• WORK TO COMPLETE: Nothing is to be altered. Print each record in full.

[Opening SUPPLIED DATA section]

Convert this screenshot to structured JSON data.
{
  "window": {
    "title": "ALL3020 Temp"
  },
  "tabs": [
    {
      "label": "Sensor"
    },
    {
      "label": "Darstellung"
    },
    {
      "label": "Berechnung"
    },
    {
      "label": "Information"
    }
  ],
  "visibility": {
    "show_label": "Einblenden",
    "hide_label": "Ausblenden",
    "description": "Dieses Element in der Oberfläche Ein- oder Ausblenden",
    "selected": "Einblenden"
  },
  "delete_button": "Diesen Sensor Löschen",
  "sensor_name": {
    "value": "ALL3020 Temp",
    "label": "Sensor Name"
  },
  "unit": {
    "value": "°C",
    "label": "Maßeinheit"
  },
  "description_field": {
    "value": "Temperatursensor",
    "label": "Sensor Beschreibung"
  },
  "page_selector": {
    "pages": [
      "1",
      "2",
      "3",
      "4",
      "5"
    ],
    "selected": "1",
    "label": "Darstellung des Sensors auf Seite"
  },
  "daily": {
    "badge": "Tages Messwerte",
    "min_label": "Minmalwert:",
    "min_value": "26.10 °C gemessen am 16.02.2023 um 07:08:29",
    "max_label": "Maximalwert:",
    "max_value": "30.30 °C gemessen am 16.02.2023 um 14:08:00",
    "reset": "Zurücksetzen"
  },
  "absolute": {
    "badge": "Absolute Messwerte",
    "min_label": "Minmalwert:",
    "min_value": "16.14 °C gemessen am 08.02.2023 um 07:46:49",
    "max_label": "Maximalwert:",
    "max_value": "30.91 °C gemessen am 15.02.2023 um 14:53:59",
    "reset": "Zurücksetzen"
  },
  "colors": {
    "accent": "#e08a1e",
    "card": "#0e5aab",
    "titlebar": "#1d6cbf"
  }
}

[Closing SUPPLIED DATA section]

• RESULT:
Convert this screenshot to structured JSON data.
{
  "window": {
    "title": "ALL3020 Temp"
  },
  "tabs": [
    {
      "label": "Sensor"
    },
    {
      "label": "Darstellung"
    },
    {
      "label": "Berechnung"
    },
    {
      "label": "Information"
    }
  ],
  "visibility": {
    "show_label": "Einblenden",
    "hide_label": "Ausblenden",
    "description": "Dieses Element in der Oberfläche Ein- oder Ausblenden",
    "selected": "Einblenden"
  },
  "delete_button": "Diesen Sensor Löschen",
  "sensor_name": {
    "value": "ALL3020 Temp",
    "label": "Sensor Name"
  },
  "unit": {
    "value": "°C",
    "label": "Maßeinheit"
  },
  "description_field": {
    "value": "Temperatursensor",
    "label": "Sensor Beschreibung"
  },
  "page_selector": {
    "pages": [
      "1",
      "2",
      "3",
      "4",
      "5"
    ],
    "selected": "1",
    "label": "Darstellung des Sensors auf Seite"
  },
  "daily": {
    "badge": "Tages Messwerte",
    "min_label": "Minmalwert:",
    "min_value": "26.10 °C gemessen am 16.02.2023 um 07:08:29",
    "max_label": "Maximalwert:",
    "max_value": "30.30 °C gemessen am 16.02.2023 um 14:08:00",
    "reset": "Zurücksetzen"
  },
  "absolute": {
    "badge": "Absolute Messwerte",
    "min_label": "Minmalwert:",
    "min_value": "16.14 °C gemessen am 08.02.2023 um 07:46:49",
    "max_label": "Maximalwert:",
    "max_value": "30.91 °C gemessen am 15.02.2023 um 14:53:59",
    "reset": "Zurücksetzen"
  },
  "colors": {
    "accent": "#e08a1e",
    "card": "#0e5aab",
    "titlebar": "#1d6cbf"
  }
}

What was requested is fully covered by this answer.